■ **Prompt**:
What is the number of lines in the data that contain "target"? Respond with nothing else.

■ **The records**:
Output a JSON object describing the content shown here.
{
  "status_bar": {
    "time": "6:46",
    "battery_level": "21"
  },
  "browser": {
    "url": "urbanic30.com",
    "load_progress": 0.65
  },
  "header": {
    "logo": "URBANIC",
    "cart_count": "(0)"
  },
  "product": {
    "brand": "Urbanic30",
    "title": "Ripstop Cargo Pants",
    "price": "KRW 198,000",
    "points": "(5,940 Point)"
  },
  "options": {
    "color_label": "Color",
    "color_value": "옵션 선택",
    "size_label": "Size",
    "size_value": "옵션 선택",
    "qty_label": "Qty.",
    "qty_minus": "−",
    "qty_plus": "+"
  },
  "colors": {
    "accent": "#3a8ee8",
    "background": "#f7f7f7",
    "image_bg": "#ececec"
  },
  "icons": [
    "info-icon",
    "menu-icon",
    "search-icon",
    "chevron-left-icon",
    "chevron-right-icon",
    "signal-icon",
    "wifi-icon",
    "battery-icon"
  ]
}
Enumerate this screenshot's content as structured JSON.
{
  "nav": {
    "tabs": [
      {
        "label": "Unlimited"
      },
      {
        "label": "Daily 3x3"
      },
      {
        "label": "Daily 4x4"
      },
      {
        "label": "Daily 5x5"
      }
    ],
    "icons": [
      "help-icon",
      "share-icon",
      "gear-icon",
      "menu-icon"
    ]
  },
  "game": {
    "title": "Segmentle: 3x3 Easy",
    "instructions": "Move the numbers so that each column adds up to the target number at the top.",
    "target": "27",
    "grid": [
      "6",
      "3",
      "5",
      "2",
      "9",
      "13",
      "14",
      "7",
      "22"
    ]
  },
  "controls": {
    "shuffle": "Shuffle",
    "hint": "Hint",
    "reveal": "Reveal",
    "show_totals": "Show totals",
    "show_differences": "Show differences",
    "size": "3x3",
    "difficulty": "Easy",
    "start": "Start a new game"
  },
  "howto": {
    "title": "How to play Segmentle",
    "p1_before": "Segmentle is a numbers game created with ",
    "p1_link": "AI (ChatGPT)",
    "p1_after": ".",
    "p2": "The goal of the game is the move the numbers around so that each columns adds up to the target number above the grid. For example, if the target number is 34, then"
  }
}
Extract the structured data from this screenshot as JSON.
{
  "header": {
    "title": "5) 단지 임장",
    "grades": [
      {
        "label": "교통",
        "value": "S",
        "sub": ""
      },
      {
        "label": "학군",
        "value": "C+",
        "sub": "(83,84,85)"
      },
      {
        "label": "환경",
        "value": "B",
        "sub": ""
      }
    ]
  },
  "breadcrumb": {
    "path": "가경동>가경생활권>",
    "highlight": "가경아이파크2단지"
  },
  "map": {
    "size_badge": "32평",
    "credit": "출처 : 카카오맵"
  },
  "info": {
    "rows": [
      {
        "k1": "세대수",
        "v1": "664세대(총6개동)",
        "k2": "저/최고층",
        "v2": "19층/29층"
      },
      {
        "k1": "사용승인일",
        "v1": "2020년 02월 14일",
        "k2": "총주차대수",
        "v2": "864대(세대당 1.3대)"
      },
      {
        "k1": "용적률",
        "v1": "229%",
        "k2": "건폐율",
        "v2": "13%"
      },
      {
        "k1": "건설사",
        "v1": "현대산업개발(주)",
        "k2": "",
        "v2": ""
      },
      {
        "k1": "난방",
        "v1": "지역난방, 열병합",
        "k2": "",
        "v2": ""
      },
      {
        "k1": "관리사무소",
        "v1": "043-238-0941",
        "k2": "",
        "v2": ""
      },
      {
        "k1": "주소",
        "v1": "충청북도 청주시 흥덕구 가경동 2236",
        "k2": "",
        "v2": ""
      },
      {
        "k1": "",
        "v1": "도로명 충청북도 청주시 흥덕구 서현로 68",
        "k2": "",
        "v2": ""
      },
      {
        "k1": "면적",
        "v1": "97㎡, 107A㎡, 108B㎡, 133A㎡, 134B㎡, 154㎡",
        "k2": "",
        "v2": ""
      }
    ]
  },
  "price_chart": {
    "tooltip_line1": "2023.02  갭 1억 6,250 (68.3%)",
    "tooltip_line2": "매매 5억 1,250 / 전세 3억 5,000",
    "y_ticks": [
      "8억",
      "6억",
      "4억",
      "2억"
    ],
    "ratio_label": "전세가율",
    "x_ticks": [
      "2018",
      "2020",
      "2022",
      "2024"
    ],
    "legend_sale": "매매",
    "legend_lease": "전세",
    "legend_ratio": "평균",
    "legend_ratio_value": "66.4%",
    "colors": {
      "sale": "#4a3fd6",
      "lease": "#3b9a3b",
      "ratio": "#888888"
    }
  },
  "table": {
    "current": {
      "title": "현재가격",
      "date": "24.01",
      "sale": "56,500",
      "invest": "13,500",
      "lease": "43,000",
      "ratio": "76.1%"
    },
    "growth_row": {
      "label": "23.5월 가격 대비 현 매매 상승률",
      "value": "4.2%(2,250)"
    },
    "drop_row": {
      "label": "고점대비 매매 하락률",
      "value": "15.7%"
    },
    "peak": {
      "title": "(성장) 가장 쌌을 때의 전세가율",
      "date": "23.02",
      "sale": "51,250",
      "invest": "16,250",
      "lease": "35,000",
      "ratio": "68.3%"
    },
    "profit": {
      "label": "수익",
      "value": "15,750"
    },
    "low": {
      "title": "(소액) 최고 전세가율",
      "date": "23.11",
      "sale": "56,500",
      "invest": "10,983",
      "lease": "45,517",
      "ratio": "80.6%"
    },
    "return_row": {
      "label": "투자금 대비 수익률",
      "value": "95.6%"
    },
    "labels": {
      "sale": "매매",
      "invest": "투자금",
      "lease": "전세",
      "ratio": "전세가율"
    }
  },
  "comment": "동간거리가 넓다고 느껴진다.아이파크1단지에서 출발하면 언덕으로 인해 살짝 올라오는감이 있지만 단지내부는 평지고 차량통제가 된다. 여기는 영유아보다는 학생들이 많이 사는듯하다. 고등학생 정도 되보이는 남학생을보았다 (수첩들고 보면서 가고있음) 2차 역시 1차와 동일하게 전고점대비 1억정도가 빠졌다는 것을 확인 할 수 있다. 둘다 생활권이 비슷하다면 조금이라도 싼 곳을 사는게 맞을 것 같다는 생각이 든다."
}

■ **Answer for the task**:
3